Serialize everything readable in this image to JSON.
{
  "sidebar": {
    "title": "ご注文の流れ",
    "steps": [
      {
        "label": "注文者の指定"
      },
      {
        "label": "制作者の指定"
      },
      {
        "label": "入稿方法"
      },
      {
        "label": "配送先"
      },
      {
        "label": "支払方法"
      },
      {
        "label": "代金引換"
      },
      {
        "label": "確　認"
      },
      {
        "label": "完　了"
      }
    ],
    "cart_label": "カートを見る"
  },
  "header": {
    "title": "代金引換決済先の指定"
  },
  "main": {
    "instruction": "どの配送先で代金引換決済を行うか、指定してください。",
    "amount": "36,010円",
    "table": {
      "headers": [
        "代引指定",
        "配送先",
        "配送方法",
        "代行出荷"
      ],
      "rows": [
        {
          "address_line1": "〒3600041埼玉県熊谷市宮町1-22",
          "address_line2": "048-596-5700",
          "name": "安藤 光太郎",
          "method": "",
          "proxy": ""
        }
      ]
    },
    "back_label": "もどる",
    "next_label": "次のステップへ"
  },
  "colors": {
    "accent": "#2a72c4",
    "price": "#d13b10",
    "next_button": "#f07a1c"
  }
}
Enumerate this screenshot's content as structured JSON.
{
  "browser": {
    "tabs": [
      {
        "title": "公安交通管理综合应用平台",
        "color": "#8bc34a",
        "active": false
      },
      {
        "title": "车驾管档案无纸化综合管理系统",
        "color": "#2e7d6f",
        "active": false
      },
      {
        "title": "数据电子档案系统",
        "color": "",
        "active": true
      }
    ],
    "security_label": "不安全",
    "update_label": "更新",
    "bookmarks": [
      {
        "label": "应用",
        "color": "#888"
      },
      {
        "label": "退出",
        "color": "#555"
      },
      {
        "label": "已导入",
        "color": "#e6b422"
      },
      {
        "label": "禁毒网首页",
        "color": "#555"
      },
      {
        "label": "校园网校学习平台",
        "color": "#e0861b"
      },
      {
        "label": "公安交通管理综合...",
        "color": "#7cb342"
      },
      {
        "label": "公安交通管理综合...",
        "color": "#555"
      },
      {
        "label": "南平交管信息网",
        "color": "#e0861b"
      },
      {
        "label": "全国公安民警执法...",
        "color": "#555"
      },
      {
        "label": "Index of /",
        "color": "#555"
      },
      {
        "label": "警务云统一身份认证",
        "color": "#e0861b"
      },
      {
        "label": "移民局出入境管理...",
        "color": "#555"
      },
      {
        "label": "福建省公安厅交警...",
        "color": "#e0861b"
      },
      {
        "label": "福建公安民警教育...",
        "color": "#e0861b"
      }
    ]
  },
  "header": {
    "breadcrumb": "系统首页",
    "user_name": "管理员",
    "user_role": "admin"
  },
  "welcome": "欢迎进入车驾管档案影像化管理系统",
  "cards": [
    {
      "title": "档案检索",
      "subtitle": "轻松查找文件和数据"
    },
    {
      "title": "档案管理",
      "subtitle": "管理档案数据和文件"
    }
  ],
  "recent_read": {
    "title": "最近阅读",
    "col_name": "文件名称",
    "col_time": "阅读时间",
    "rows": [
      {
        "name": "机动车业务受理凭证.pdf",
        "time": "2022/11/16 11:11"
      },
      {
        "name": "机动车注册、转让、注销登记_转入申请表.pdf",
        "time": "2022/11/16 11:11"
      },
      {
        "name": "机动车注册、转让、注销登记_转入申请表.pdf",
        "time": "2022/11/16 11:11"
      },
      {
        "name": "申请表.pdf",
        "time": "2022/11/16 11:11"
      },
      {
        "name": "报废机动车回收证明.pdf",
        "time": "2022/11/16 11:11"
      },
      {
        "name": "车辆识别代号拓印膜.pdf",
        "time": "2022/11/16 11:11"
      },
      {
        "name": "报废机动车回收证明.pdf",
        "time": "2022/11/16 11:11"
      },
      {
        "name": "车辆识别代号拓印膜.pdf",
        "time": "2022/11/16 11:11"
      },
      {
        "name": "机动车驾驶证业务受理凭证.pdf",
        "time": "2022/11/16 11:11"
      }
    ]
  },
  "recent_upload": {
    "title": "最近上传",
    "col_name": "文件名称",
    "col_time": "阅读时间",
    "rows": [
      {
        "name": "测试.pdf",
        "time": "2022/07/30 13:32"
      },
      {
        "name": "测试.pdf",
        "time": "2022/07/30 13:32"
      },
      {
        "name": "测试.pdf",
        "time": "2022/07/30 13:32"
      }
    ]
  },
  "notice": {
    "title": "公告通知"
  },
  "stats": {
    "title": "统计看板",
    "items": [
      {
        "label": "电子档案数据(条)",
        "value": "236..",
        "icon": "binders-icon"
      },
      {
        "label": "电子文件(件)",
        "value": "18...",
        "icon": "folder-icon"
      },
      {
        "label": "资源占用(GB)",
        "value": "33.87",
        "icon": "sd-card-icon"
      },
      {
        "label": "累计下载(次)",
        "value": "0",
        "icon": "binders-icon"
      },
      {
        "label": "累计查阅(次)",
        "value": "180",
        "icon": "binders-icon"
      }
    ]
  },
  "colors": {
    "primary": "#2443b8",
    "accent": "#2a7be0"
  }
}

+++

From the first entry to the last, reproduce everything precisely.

Serialize everything readable in this image to JSON.
{
  "sidebar": {
    "title": "ご注文の流れ",
    "steps": [
      {
        "label": "注文者の指定"
      },
      {
        "label": "制作者の指定"
      },
      {
        "label": "入稿方法"
      },
      {
        "label": "配送先"
      },
      {
        "label": "支払方法"
      },
      {
        "label": "代金引換"
      },
      {
        "label": "確　認"
      },
      {
        "label": "完　了"
      }
    ],
    "cart_label": "カートを見る"
  },
  "header": {
    "title": "代金引換決済先の指定"
  },
  "main": {
    "instruction": "どの配送先で代金引換決済を行うか、指定してください。",
    "amount": "36,010円",
    "table": {
      "headers": [
        "代引指定",
        "配送先",
        "配送方法",
        "代行出荷"
      ],
      "rows": [
        {
          "address_line1": "〒3600041埼玉県熊谷市宮町1-22",
          "address_line2": "048-596-5700",
          "name": "安藤 光太郎",
          "method": "",
          "proxy": ""
        }
      ]
    },
    "back_label": "もどる",
    "next_label": "次のステップへ"
  },
  "colors": {
    "accent": "#2a72c4",
    "price": "#d13b10",
    "next_button": "#f07a1c"
  }
}
Enumerate this screenshot's content as structured JSON.
{
  "browser": {
    "tabs": [
      {
        "title": "公安交通管理综合应用平台",
        "color": "#8bc34a",
        "active": false
      },
      {
        "title": "车驾管档案无纸化综合管理系统",
        "color": "#2e7d6f",
        "active": false
      },
      {
        "title": "数据电子档案系统",
        "color": "",
        "active": true
      }
    ],
    "security_label": "不安全",
    "update_label": "更新",
    "bookmarks": [
      {
        "label": "应用",
        "color": "#888"
      },
      {
        "label": "退出",
        "color": "#555"
      },
      {
        "label": "已导入",
        "color": "#e6b422"
      },
      {
        "label": "禁毒网首页",
        "color": "#555"
      },
      {
        "label": "校园网校学习平台",
        "color": "#e0861b"
      },
      {
        "label": "公安交通管理综合...",
        "color": "#7cb342"
      },
      {
        "label": "公安交通管理综合...",
        "color": "#555"
      },
      {
        "label": "南平交管信息网",
        "color": "#e0861b"
      },
      {
        "label": "全国公安民警执法...",
        "color": "#555"
      },
      {
        "label": "Index of /",
        "color": "#555"
      },
      {
        "label": "警务云统一身份认证",
        "color": "#e0861b"
      },
      {
        "label": "移民局出入境管理...",
        "color": "#555"
      },
      {
        "label": "福建省公安厅交警...",
        "color": "#e0861b"
      },
      {
        "label": "福建公安民警教育...",
        "color": "#e0861b"
      }
    ]
  },
  "header": {
    "breadcrumb": "系统首页",
    "user_name": "管理员",
    "user_role": "admin"
  },
  "welcome": "欢迎进入车驾管档案影像化管理系统",
  "cards": [
    {
      "title": "档案检索",
      "subtitle": "轻松查找文件和数据"
    },
    {
      "title": "档案管理",
      "subtitle": "管理档案数据和文件"
    }
  ],
  "recent_read": {
    "title": "最近阅读",
    "col_name": "文件名称",
    "col_time": "阅读时间",
    "rows": [
      {
        "name": "机动车业务受理凭证.pdf",
        "time": "2022/11/16 11:11"
      },
      {
        "name": "机动车注册、转让、注销登记_转入申请表.pdf",
        "time": "2022/11/16 11:11"
      },
      {
        "name": "机动车注册、转让、注销登记_转入申请表.pdf",
        "time": "2022/11/16 11:11"
      },
      {
        "name": "申请表.pdf",
        "time": "2022/11/16 11:11"
      },
      {
        "name": "报废机动车回收证明.pdf",
        "time": "2022/11/16 11:11"
      },
      {
        "name": "车辆识别代号拓印膜.pdf",
        "time": "2022/11/16 11:11"
      },
      {
        "name": "报废机动车回收证明.pdf",
        "time": "2022/11/16 11:11"
      },
      {
        "name": "车辆识别代号拓印膜.pdf",
        "time": "2022/11/16 11:11"
      },
      {
        "name": "机动车驾驶证业务受理凭证.pdf",
        "time": "2022/11/16 11:11"
      }
    ]
  },
  "recent_upload": {
    "title": "最近上传",
    "col_name": "文件名称",
    "col_time": "阅读时间",
    "rows": [
      {
        "name": "测试.pdf",
        "time": "2022/07/30 13:32"
      },
      {
        "name": "测试.pdf",
        "time": "2022/07/30 13:32"
      },
      {
        "name": "测试.pdf",
        "time": "2022/07/30 13:32"
      }
    ]
  },
  "notice": {
    "title": "公告通知"
  },
  "stats": {
    "title": "统计看板",
    "items": [
      {
        "label": "电子档案数据(条)",
        "value": "236..",
        "icon": "binders-icon"
      },
      {
        "label": "电子文件(件)",
        "value": "18...",
        "icon": "folder-icon"
      },
      {
        "label": "资源占用(GB)",
        "value": "33.87",
        "icon": "sd-card-icon"
      },
      {
        "label": "累计下载(次)",
        "value": "0",
        "icon": "binders-icon"
      },
      {
        "label": "累计查阅(次)",
        "value": "180",
        "icon": "binders-icon"
      }
    ]
  },
  "colors": {
    "primary": "#2443b8",
    "accent": "#2a7be0"
  }
}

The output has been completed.